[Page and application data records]
========

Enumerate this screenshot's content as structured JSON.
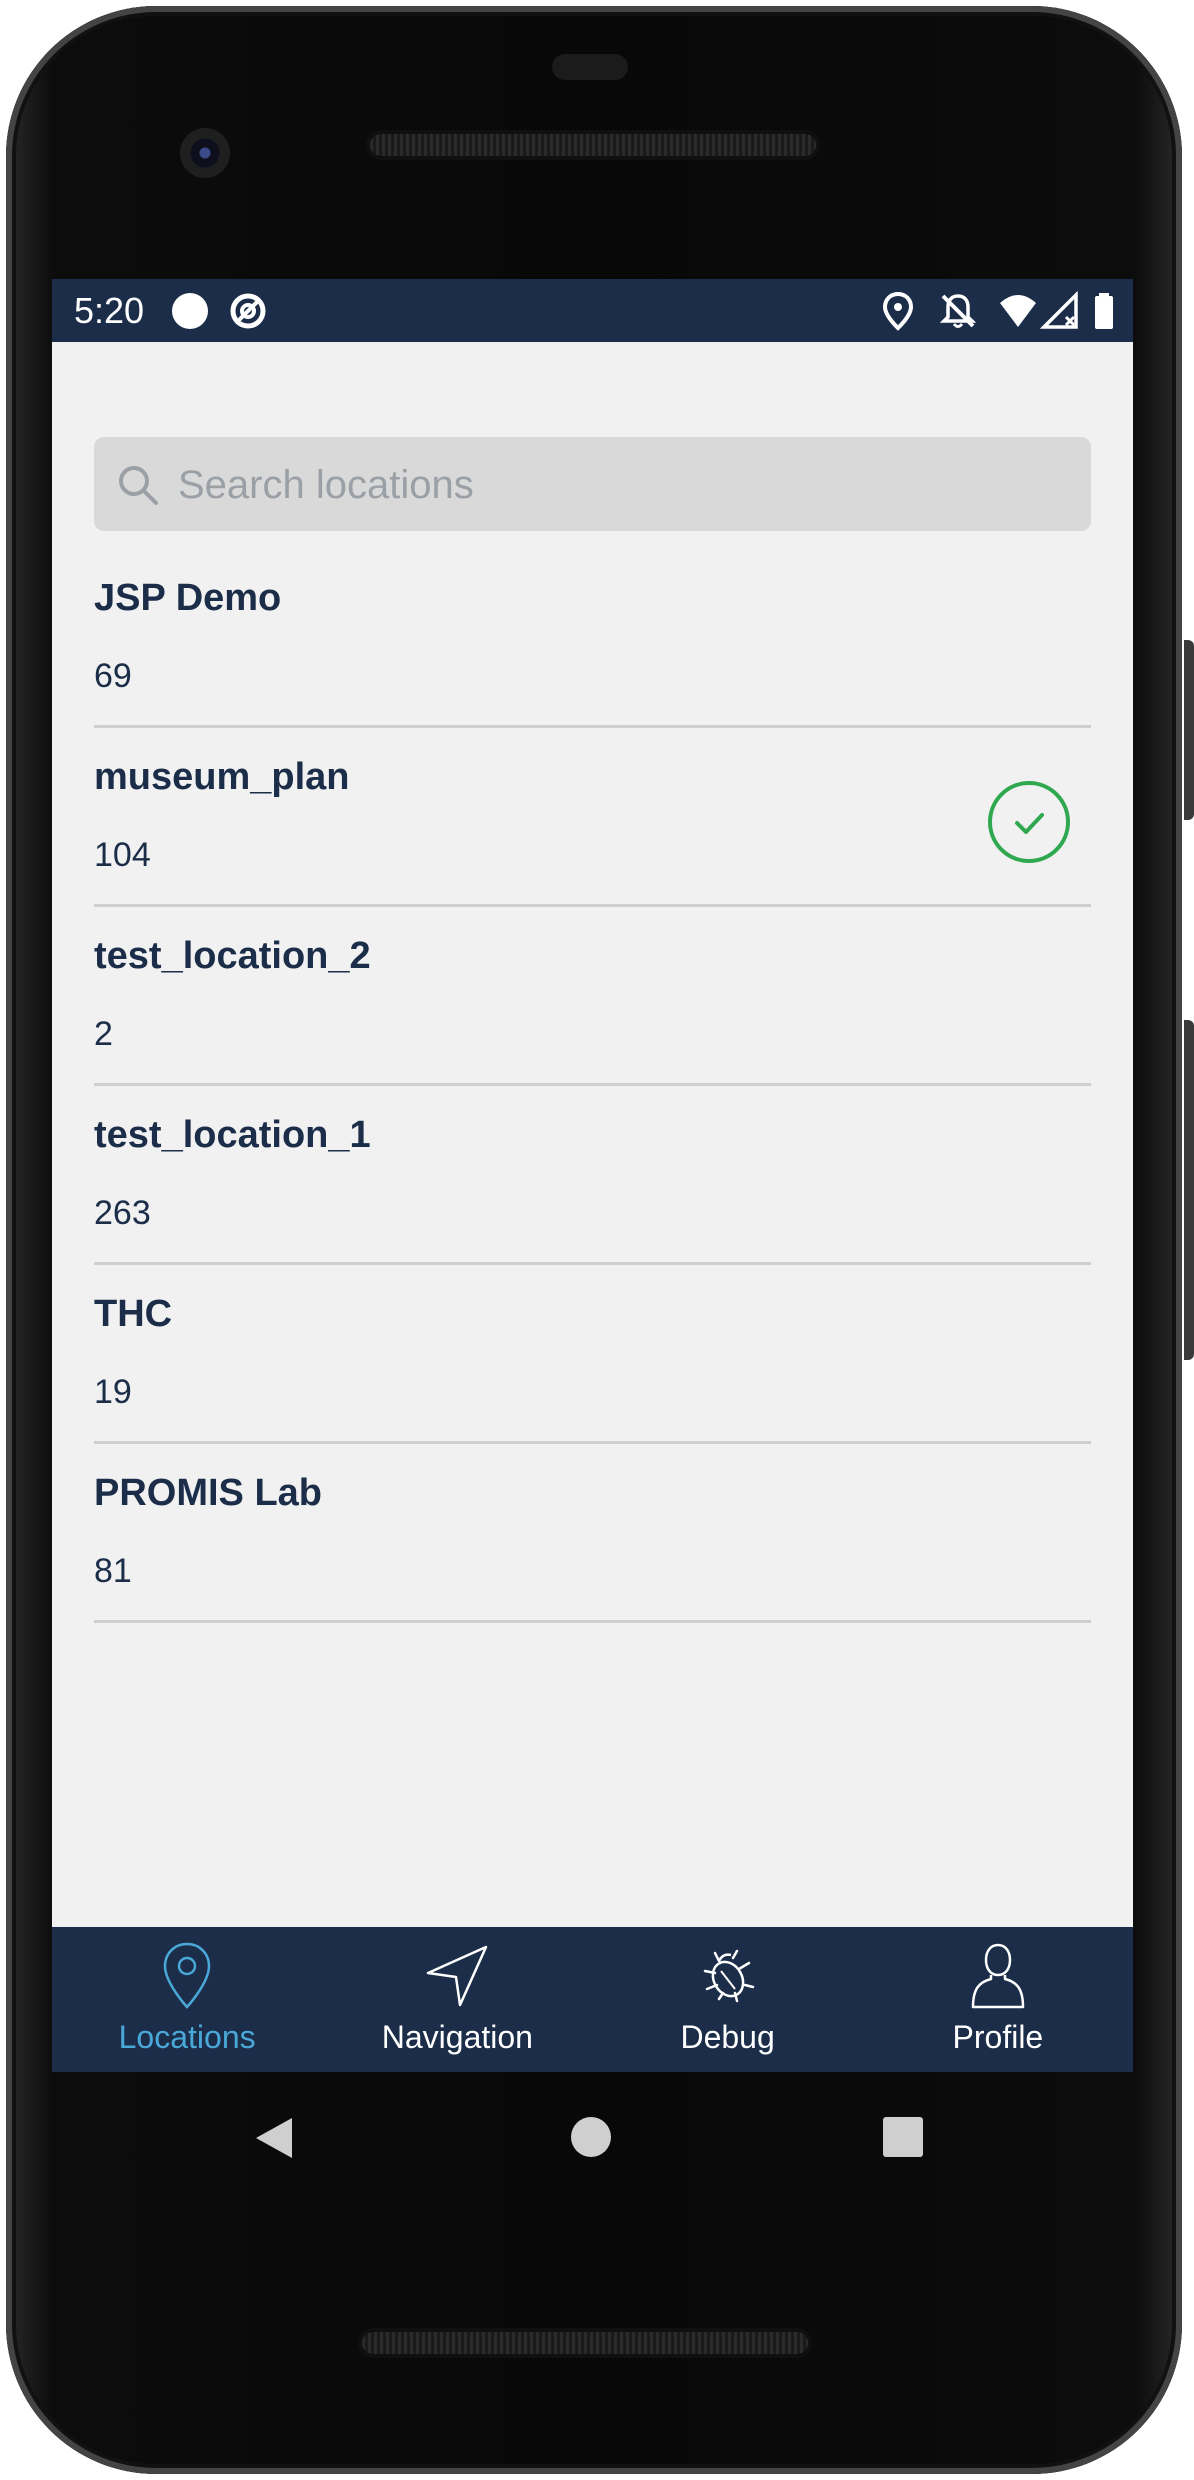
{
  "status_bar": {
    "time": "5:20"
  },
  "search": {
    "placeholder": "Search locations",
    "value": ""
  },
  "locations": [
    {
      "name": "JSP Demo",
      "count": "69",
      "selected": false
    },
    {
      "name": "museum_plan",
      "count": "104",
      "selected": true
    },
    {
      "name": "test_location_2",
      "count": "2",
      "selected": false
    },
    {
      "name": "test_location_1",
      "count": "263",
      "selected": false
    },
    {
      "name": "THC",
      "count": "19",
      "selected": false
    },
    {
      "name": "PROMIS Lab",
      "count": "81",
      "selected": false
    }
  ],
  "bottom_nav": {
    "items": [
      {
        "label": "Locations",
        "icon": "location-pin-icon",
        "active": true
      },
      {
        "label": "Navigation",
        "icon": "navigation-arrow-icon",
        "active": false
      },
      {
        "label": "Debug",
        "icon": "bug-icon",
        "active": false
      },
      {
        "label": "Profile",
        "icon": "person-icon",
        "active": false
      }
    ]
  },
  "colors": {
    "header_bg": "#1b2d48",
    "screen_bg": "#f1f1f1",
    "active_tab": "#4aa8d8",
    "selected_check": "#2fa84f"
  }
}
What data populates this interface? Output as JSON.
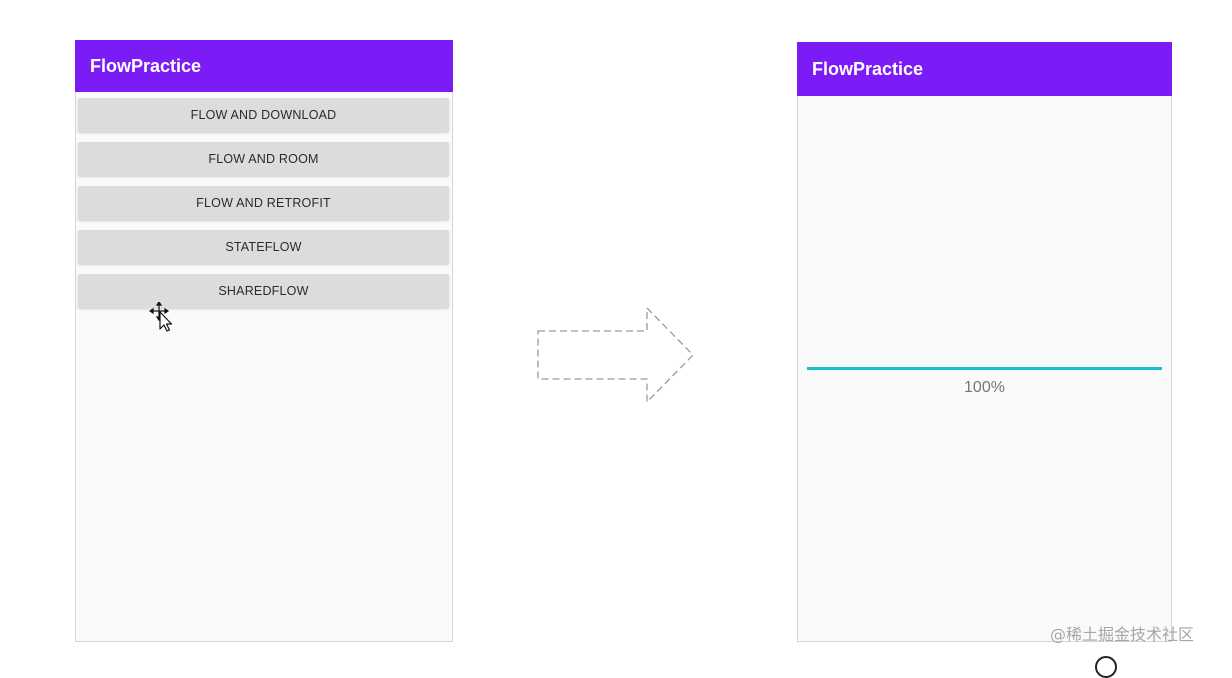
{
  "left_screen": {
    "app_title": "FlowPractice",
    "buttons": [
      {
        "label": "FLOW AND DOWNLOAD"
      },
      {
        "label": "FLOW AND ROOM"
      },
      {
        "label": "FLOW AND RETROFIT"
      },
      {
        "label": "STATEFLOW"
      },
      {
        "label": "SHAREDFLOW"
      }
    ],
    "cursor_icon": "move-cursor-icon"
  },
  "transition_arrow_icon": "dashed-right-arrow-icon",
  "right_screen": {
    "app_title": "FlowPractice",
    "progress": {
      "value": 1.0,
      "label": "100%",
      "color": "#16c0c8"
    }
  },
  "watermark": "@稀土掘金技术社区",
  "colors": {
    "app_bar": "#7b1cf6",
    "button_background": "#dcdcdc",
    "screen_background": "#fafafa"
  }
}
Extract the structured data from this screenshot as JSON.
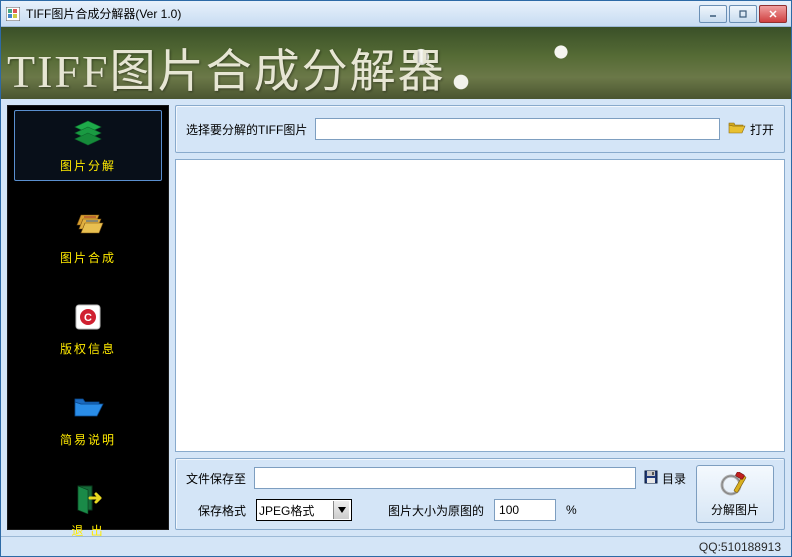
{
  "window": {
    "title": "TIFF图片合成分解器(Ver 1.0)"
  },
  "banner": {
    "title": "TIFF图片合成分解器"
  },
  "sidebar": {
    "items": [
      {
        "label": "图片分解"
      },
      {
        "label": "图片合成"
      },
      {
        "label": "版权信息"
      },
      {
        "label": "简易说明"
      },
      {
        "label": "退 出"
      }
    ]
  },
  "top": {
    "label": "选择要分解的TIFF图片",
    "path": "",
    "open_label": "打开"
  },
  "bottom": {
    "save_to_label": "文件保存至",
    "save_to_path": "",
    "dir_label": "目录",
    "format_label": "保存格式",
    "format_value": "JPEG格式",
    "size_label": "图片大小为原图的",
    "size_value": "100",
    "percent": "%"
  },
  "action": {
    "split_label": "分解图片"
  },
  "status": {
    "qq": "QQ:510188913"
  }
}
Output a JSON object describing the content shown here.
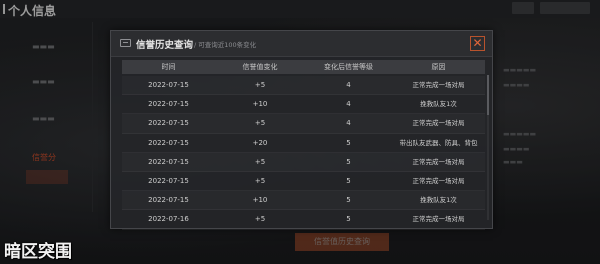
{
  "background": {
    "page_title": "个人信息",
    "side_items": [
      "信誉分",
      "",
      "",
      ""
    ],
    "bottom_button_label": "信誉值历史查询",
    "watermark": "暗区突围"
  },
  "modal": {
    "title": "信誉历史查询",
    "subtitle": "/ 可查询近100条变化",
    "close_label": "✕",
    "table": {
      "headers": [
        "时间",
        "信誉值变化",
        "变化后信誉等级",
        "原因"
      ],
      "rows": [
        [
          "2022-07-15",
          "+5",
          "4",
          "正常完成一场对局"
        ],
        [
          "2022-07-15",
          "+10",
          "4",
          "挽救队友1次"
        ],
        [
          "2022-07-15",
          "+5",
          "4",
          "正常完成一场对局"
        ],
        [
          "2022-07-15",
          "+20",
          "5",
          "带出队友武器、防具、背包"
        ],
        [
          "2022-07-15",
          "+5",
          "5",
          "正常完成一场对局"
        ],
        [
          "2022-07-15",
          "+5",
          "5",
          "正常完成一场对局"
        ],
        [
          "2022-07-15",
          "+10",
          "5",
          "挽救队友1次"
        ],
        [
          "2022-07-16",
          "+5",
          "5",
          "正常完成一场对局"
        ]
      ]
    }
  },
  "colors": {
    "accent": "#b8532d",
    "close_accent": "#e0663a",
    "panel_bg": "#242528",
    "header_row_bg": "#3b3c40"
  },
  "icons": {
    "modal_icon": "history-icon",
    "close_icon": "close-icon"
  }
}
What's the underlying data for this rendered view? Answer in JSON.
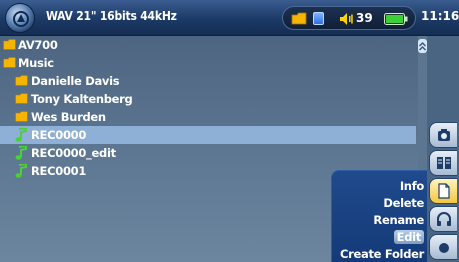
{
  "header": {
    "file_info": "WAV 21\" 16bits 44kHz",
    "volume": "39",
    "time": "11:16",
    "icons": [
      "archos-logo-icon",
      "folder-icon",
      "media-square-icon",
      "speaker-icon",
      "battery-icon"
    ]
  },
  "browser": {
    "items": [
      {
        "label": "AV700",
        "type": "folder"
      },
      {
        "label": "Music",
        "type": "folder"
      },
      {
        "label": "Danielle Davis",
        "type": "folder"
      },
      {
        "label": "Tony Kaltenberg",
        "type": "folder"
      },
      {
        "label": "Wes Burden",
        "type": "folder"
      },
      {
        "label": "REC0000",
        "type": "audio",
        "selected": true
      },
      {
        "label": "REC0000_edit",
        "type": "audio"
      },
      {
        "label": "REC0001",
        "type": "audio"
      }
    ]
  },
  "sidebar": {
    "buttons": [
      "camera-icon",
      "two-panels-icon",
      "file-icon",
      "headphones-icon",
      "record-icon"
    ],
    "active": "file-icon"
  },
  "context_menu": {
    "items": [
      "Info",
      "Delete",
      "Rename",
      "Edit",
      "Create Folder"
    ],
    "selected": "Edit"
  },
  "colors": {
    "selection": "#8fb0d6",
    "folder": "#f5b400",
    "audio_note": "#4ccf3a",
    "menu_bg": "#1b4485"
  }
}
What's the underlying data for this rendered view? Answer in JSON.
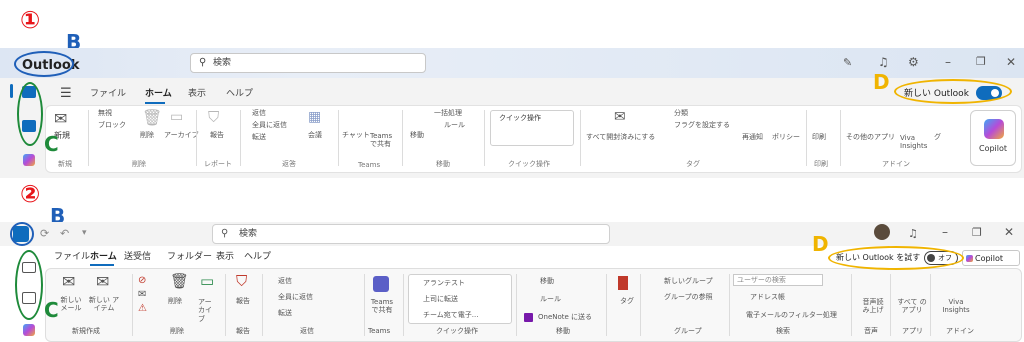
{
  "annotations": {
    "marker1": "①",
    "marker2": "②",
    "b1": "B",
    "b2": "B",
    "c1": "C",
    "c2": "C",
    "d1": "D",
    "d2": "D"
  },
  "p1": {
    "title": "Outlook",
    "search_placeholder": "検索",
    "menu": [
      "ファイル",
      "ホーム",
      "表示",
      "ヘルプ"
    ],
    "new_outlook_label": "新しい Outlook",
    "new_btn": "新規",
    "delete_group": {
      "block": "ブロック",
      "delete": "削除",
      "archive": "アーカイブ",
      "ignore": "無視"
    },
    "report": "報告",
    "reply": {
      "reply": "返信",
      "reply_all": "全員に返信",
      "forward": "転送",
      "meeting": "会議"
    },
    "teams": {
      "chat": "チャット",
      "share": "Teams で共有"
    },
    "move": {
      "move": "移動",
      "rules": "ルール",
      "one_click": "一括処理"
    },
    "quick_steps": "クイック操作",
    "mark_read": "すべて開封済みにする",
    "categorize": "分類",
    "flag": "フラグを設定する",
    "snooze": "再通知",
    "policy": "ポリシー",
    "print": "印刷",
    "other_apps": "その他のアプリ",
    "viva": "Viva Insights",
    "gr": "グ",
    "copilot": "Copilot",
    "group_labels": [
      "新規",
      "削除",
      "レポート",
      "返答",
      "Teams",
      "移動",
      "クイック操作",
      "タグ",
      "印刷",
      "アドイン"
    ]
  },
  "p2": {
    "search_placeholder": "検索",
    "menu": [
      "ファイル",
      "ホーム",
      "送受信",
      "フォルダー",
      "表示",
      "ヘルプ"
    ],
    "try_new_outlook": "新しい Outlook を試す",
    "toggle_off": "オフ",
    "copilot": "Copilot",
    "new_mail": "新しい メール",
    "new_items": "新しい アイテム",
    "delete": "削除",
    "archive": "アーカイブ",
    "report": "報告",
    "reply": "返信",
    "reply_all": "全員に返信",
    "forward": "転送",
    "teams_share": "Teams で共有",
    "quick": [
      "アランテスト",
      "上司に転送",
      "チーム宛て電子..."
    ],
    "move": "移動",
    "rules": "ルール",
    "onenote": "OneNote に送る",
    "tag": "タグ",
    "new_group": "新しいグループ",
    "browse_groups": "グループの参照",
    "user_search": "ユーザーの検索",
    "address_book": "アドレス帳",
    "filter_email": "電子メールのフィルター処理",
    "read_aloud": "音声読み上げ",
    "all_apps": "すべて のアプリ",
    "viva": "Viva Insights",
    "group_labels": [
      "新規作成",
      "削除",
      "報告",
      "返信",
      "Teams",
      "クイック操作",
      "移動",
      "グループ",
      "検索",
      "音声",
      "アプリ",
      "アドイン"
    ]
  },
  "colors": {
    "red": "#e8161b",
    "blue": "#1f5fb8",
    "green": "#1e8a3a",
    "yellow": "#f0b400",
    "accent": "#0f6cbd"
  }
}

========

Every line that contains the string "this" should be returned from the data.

• [RESPONSE TO THE TASK]:
Enumerate this screenshot's content as structured JSON.
What data populates this interface? Output as JSON.
Extract the structured data from this screenshot as JSON.
What's the underlying data for this rendered view? Answer in JSON.
What's the underlying data for this rendered view? Answer in JSON.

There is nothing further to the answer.